▸ Page and application data records:
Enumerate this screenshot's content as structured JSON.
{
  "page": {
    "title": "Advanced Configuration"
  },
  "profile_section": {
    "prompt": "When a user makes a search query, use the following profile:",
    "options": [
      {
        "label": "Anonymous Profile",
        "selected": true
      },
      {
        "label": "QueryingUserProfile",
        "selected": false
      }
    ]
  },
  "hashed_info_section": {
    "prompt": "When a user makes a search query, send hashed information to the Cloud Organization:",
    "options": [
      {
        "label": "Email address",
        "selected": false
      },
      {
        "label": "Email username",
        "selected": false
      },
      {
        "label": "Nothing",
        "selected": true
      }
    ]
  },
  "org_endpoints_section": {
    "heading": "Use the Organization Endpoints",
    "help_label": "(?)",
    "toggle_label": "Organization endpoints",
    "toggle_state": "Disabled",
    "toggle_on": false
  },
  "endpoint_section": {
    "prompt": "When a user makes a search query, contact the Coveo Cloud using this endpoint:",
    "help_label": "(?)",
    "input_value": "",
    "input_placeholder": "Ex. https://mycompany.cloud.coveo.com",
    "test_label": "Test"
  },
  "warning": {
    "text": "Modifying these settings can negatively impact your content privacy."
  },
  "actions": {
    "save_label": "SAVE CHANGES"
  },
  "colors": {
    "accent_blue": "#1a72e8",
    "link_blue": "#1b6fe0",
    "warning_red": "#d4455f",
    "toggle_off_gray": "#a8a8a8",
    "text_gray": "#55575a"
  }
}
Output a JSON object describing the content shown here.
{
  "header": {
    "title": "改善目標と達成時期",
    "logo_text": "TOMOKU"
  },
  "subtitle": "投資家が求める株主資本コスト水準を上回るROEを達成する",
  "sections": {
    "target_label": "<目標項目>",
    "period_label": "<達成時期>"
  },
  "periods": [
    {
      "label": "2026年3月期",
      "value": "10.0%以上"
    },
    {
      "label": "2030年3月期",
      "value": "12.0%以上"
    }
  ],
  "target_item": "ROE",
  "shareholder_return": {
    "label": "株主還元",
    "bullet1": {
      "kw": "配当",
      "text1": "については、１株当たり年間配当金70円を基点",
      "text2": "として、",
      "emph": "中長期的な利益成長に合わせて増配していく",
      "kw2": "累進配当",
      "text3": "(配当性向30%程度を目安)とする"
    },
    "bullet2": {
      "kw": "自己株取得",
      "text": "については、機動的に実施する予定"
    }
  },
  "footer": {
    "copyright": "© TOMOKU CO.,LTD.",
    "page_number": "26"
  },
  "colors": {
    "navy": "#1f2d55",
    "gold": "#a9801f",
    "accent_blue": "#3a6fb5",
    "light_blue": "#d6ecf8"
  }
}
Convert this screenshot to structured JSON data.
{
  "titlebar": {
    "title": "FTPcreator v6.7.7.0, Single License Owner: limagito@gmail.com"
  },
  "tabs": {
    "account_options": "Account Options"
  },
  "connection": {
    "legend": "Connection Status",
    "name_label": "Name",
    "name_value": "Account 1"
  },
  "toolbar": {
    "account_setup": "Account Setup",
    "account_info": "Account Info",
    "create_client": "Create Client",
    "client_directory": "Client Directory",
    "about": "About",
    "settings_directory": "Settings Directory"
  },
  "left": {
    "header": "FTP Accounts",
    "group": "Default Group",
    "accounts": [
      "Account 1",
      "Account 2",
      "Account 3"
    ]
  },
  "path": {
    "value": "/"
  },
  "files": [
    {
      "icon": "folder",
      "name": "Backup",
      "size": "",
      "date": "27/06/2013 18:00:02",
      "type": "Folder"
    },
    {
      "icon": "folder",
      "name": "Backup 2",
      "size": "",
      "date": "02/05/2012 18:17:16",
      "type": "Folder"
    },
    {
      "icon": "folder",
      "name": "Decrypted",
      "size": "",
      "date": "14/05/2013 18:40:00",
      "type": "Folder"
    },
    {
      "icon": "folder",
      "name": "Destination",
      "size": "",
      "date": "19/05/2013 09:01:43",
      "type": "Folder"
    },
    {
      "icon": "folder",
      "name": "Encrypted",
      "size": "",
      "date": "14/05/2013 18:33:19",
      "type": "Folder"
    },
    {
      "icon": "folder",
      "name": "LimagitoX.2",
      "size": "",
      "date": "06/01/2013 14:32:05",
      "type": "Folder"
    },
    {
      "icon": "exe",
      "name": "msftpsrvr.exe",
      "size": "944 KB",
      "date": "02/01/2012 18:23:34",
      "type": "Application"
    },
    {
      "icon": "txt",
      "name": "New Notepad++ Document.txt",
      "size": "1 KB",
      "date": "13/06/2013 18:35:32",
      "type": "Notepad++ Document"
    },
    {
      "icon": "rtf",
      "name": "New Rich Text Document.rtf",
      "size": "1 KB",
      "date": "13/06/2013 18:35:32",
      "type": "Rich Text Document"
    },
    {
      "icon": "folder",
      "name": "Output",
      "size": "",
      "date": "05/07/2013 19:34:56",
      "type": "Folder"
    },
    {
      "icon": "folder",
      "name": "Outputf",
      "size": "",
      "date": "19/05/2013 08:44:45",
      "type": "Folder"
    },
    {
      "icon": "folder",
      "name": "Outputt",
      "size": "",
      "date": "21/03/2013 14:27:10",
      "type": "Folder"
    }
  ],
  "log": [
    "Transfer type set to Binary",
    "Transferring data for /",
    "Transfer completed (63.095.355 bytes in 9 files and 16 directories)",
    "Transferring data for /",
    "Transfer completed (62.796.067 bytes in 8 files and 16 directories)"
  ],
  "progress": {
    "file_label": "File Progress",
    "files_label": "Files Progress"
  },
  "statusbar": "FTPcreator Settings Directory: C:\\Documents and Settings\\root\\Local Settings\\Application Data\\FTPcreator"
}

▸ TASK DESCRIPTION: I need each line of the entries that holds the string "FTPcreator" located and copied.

▸ SOLUTION TO THIS TASK:
    "title": "FTPcreator v6.7.7.0, Single License Owner: limagito@gmail.com"
  "statusbar": "FTPcreator Settings Directory: C:\\Documents and Settings\\root\\Local Settings\\Application Data\\FTPcreator"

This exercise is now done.